In January 2011, this blog published a guest column by Pablo Gibson about bankruptcy and creditor harassment. I’d like to look at creditor calls more broadly, and outside of bankruptcy.
CREDITOR CALLS If a creditor is contacting a borrower directly, the standard is the Maryland Consumer Debt Collection Act,Md. COMMERCIAL LAW Code Ann. § 14-202 and 203, which applies to both collection agencies and creditors. The Act says that:
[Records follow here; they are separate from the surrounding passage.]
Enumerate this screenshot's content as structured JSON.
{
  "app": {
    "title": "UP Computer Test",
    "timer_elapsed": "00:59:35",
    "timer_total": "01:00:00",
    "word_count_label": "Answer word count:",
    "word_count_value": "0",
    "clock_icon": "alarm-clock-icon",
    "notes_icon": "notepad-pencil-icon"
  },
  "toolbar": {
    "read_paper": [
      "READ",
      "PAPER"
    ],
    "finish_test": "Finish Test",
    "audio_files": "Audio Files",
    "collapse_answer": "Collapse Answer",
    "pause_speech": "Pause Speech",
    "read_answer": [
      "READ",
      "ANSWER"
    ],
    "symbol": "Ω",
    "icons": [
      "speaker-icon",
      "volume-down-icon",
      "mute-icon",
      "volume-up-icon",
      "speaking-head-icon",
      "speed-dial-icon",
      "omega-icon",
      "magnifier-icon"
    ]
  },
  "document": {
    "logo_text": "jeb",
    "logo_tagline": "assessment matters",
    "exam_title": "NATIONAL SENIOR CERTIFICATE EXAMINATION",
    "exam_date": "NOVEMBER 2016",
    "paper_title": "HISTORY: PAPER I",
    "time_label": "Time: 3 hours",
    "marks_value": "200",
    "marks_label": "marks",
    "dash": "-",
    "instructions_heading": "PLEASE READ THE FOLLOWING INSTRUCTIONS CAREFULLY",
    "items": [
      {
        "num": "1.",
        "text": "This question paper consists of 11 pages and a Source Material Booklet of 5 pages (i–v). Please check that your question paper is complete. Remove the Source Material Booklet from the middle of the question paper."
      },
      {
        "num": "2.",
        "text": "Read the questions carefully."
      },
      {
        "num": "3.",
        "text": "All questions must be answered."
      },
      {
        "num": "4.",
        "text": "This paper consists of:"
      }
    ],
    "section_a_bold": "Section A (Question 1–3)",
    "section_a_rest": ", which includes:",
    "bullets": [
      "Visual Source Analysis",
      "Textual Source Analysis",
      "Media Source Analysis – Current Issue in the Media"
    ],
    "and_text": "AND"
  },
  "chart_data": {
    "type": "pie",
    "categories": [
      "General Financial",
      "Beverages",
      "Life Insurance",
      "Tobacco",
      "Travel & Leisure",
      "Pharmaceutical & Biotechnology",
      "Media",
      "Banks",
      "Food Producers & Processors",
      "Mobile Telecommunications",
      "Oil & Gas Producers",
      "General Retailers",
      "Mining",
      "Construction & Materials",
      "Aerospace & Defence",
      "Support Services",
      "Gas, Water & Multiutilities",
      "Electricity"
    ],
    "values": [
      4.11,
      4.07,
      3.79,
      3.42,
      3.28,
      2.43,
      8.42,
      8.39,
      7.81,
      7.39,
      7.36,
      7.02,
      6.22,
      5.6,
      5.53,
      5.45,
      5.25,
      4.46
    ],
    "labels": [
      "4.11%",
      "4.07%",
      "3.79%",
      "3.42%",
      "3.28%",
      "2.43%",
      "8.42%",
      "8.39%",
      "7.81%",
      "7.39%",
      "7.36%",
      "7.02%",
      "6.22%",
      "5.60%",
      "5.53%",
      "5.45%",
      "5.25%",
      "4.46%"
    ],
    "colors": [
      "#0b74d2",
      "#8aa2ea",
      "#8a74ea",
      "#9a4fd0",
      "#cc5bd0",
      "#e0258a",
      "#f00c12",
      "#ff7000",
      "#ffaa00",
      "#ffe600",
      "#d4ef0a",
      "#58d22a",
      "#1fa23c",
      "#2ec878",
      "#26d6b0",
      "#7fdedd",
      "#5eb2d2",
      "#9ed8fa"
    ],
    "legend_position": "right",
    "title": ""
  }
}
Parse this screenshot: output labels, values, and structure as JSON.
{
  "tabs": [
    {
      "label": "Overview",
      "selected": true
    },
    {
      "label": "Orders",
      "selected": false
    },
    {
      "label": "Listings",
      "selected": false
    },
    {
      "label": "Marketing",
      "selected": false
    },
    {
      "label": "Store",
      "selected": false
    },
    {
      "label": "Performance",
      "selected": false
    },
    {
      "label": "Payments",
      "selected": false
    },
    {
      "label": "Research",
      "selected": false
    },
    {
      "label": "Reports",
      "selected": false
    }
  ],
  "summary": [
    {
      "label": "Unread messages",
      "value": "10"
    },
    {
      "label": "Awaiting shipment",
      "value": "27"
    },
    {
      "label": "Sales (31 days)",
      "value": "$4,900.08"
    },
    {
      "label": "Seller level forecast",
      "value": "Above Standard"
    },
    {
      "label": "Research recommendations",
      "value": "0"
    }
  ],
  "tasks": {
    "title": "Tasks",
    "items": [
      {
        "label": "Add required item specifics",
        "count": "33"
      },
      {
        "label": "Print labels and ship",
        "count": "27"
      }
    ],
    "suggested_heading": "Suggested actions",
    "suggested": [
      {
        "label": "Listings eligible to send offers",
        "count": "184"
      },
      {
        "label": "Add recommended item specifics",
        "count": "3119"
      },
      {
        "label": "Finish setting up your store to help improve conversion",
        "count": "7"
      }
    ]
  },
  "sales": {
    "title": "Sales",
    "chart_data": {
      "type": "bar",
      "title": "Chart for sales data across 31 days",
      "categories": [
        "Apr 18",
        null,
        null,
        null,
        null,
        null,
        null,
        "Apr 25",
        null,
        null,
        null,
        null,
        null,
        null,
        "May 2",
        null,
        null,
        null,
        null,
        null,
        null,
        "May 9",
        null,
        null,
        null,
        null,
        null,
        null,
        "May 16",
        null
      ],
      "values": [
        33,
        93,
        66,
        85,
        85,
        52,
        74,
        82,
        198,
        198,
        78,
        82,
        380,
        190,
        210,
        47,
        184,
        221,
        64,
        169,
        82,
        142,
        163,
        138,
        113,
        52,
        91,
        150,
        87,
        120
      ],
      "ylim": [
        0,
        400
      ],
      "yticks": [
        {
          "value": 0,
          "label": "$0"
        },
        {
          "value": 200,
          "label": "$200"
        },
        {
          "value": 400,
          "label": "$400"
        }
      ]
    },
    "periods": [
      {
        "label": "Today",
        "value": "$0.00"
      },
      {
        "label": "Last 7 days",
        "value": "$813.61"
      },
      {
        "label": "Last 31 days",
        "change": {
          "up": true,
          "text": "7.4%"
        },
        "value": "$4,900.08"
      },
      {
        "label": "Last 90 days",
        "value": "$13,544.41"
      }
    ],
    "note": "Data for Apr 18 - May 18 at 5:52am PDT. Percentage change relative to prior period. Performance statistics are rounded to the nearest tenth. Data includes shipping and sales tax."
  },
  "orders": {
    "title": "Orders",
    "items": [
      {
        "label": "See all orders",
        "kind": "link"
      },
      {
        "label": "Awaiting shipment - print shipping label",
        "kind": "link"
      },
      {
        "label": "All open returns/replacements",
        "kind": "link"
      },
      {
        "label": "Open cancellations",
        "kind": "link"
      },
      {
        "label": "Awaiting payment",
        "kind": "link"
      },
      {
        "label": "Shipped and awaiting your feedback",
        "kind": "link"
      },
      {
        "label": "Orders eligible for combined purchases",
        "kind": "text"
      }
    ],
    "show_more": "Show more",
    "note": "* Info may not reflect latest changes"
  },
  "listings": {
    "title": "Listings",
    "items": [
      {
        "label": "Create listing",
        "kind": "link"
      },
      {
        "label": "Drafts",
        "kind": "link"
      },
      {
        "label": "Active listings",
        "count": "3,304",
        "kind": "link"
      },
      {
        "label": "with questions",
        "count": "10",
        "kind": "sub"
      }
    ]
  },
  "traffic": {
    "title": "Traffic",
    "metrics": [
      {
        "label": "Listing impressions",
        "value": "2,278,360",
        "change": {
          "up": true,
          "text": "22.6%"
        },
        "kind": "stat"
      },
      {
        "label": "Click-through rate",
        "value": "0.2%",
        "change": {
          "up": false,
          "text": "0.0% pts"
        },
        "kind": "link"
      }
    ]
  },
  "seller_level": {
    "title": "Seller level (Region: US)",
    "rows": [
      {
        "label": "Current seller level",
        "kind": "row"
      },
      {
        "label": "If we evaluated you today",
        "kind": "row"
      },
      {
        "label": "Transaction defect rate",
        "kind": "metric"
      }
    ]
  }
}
In collecting or attempting to collect an alleged debt a collector may not: (1) Use or threaten force or violence; (2) Threaten criminal prosecution, unless the transaction involved the violation of a criminal statute; (3) Disclose or threaten to disclose information which affects the debtor's reputation for credit worthiness with knowledge that the information is false; (4) Except as permitted by statute, contact a person's employer with respect to a delinquent indebtedness before obtaining final judgment against the debtor; (5) Except as permitted by statute, disclose or threaten to disclose to a person other than the debtor or his spouse or, if the debtor is a minor, his parent, information which affects the debtor's reputation, whether or not for credit worthiness, with knowledge that the other person does not have a legitimate business need for the information; (6) Communicate with the debtor or a person related to him with the frequency, at the unusual hours, or in any other manner as reasonably can be expected to abuse or harass the debtor; (7) Use obscene or grossly abusive language in communicating with the debtor or a person related to him; (8) Claim, attempt, or threaten to enforce a right with knowledge that the right does not exist; or (9) Use a communication which simulates legal or judicial process or gives the appearance of being authorized, issued, or approved by a government, governmental agency, or lawyer when it is not.
In Maryland, the criminal harassment statute does not apply to creditor calls, according to the Court of Appeals in Galloway v. State, 781 A. 2d 851 - Md: Court of Appeals 2001. The leading case on creditor harassment law in Maryland as an invasion of privacy is Household Finance Corp v. Bridge, 252 Md. 531 (1969), 250 A.2d 878 . Another one is Summit Loans Inc. v. Pecola, 288 A. 2d 114 – Md Court of Appeals 1972.
Creditor harassment has also been characterized as the intentional infliction of emotional distress. This standard is applied in Dick v. Mercantile-Safe Dep. & Trust Co., 492 A. 2d 674 - Md: Court of Special Appeals 1985. Borrowers should contact the Attorney General’s Consumer Protection Division at (410) 528-8662 if they believe they are being harassed by a creditor.
COLLECTION AGENCY CALLS If a collection agency is attempting to collect on the debt, the consumer has much more protection. The federal Fair Debt Collection Practices Act (FDCPA) applies to collection agencies, not the original creditors, and it strictly limits the practices that they can use to collect debts. If a collection agency violates this Act, the borrower may have grounds for a lawsuit.
The FDCPA prohibits collection calls before 8am or after 9pm, prohibits calls after a written request from the borrower to stop, prohibits calls to borrowers known to be represented by an attorney, and numerous other practices. They are detailed in layman’s language here: http://en.wikipedia.org/wiki/Fair_Debt_Collection_Practices_Act The full Act can be found at 15 U.S.C. 1692.
BANKRUPTCY When a borrower files a bankruptcy petition, a court order called the automatic stay takes effect, prohibiting any creditor or collection agency from contacting the borrower. This order goes into effect under 11 U.S.C. 362.
If a creditor or collection agency violates the stay, the debtor may have grounds for a lawsuit and should notify their attorney immediately with dates, times, names and any other information about the phone call.
Creditors and collection agencies will normally stop all action upon receiving notice that a bankruptcy petition was filed. The bankruptcy court mails notice to all creditors listed on the debtor’s mailing matrix when the bankruptcy case is filed.